TALLAHASSEE, Fla. (WTXL) — Suicide among first responders in Florida is a problem.
But Capital Regional Medical Center is working to prevent it here in the Big Bend.
It's a Shocking statistic.
At least 228 police officers died by suicide in 2019 across the country.
That's according to a nonprofit in Massachusetts that tracks those numbers. 15 of those were in Florida!
So far this year, 9 deaths have been verified across the nation. Now one officer from Tallahassee is on a mission to save lives.
"For the last year I've been dealing with PTSD and other mental illness issues that I've gotten from the job," siad Chad Holiday, Former LCSO deputy.
Chad Holiday is a former Leon County Deputy. One of many first responders who have have struggled with mental health.
He says the weight of the job can take a toll. "You have to be this big persona, you have to be this strong person," said Holiday.
TPD officer Sean Wyman knows how hard that can be too. Now he's working to help other first responders deal with that trauma.
"It's okay to reach out and talk to somebody whether that's a peer or somebody you work with a supervisor or even going outside," said Wyman.
And trains other officers how to have difficult conversation.
90 percent of responders don't reach out because of the stigma of getting mental health assistance.
Wyman says that has to change. "We've got to change the transition from suck it up and drive on. To it's okay to not be okay."
Recent research shows more first responders are dying by suicide than in the line of duty.
Which is why Wyman and Holiday both say "We need to let people know that it's okay to be hurt but also we need to have those resources in place to find the help that they need."
Things like increased anxiety and depression, flashbacks and nightmares are some things to look out for.

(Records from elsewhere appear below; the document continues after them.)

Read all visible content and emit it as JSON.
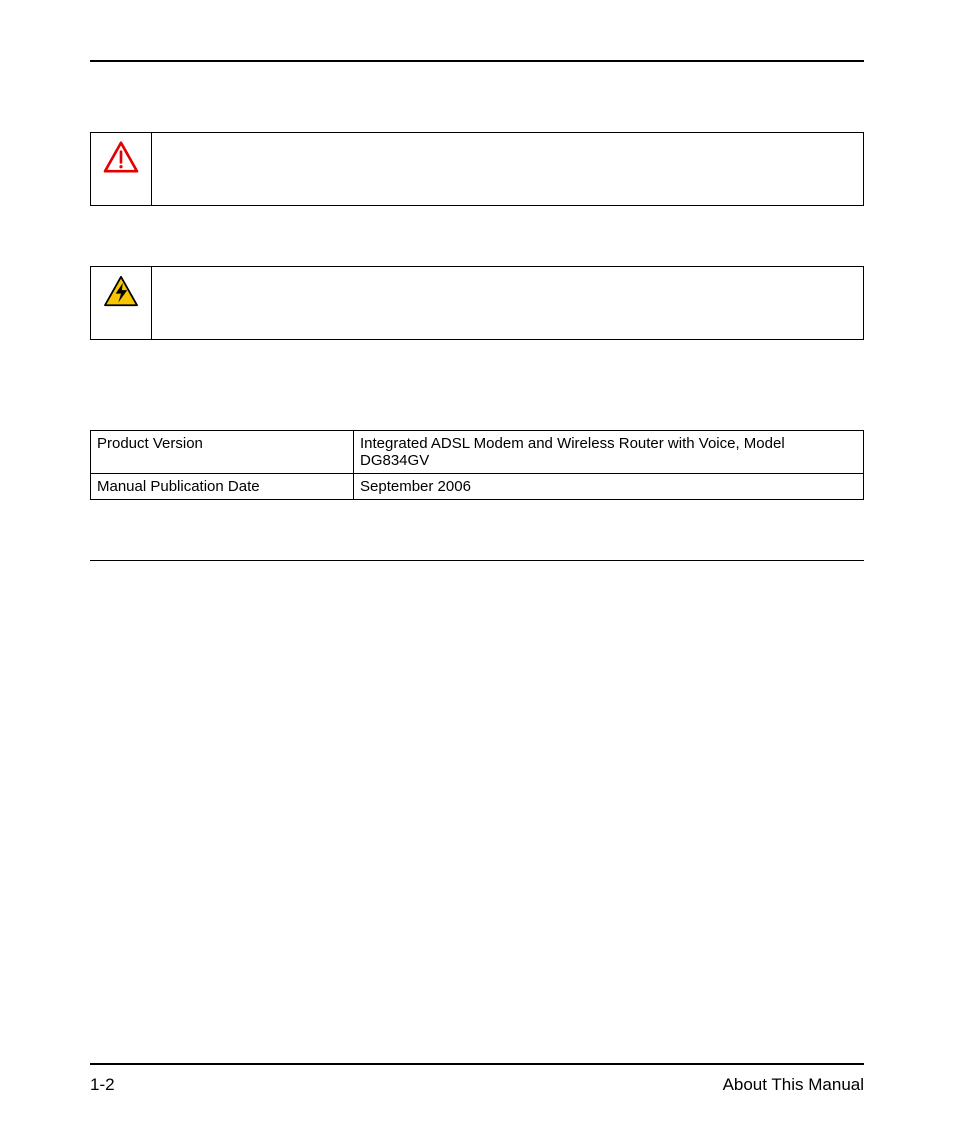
{
  "callouts": {
    "warning": {
      "icon": "warning-triangle"
    },
    "danger": {
      "icon": "electric-triangle"
    }
  },
  "table": {
    "rows": [
      {
        "label": "Product Version",
        "value": "Integrated ADSL Modem and Wireless Router with Voice, Model DG834GV"
      },
      {
        "label": "Manual Publication Date",
        "value": "September 2006"
      }
    ]
  },
  "footer": {
    "page_number": "1-2",
    "section": "About This Manual"
  }
}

And experts say if someone does tell you they are having thoughts of suicide whatever you do...do not promise secrecy to them because the situation may escalate and you may have to tell someone.